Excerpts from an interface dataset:
★ ★ ★

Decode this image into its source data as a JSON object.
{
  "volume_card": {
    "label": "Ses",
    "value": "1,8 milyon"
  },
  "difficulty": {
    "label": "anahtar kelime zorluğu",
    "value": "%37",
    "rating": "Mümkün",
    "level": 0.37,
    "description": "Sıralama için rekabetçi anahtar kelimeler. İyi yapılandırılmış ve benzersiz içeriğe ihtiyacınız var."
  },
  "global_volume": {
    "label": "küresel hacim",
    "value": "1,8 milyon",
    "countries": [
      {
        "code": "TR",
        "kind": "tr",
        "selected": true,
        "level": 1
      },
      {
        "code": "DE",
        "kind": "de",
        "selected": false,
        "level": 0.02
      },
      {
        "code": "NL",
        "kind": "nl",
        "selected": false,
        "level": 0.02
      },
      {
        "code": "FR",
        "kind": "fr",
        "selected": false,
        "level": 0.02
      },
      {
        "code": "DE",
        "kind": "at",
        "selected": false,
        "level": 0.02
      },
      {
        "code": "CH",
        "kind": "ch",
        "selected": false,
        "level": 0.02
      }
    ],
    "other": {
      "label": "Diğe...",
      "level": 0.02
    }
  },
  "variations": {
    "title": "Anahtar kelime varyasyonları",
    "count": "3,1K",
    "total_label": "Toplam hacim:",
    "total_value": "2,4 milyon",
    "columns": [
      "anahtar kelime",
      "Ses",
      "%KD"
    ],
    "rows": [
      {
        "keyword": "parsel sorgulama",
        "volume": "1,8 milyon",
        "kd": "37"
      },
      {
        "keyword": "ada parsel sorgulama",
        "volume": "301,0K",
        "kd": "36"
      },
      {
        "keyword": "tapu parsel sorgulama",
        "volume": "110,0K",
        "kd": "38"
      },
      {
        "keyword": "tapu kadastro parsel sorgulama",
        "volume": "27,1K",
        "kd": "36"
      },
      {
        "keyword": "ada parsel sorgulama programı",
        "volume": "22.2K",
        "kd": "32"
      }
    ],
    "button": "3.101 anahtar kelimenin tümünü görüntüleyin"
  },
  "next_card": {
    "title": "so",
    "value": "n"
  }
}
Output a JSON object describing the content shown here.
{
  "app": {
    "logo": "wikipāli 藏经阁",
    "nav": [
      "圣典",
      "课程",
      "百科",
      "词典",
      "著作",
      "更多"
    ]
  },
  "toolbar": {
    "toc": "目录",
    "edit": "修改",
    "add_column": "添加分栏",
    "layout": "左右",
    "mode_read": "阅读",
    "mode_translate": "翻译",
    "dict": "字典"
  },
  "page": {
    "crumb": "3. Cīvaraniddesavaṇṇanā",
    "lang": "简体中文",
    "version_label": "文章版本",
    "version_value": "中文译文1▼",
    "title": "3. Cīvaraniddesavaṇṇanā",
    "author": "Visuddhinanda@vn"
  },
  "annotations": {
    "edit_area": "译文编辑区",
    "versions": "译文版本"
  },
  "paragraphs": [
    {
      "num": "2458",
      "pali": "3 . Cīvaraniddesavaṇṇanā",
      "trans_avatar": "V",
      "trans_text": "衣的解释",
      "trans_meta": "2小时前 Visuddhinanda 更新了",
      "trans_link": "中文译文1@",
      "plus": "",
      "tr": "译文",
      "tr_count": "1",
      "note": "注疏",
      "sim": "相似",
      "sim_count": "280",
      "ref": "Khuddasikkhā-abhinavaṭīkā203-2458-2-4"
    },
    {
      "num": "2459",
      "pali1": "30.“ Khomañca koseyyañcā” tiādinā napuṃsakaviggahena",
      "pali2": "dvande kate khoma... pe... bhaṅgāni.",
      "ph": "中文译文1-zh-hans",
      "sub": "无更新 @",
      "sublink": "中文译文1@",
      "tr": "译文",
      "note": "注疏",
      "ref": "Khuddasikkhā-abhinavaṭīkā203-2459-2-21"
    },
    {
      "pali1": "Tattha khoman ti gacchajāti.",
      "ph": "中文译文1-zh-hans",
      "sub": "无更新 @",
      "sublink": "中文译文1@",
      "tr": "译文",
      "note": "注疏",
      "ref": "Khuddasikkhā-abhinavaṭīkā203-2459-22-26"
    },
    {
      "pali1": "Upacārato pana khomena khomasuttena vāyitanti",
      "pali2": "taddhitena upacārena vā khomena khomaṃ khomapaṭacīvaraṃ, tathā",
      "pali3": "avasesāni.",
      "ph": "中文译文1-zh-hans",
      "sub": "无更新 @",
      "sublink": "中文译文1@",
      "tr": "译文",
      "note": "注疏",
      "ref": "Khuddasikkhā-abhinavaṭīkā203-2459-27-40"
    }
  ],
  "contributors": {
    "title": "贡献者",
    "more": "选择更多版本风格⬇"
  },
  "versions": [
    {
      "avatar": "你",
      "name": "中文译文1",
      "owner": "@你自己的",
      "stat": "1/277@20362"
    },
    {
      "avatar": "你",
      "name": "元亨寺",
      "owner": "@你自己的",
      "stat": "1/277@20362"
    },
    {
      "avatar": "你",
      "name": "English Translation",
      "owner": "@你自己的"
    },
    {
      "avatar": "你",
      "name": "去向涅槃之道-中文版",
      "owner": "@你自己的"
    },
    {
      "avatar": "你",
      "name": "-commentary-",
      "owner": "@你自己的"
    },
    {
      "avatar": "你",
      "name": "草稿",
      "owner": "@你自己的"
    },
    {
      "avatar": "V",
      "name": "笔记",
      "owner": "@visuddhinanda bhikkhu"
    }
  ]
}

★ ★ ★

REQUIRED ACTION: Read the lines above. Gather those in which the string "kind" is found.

ANSWER TO THIS PROBLEM:
        "kind": "tr",
        "kind": "de",
        "kind": "nl",
        "kind": "fr",
        "kind": "at",
        "kind": "ch",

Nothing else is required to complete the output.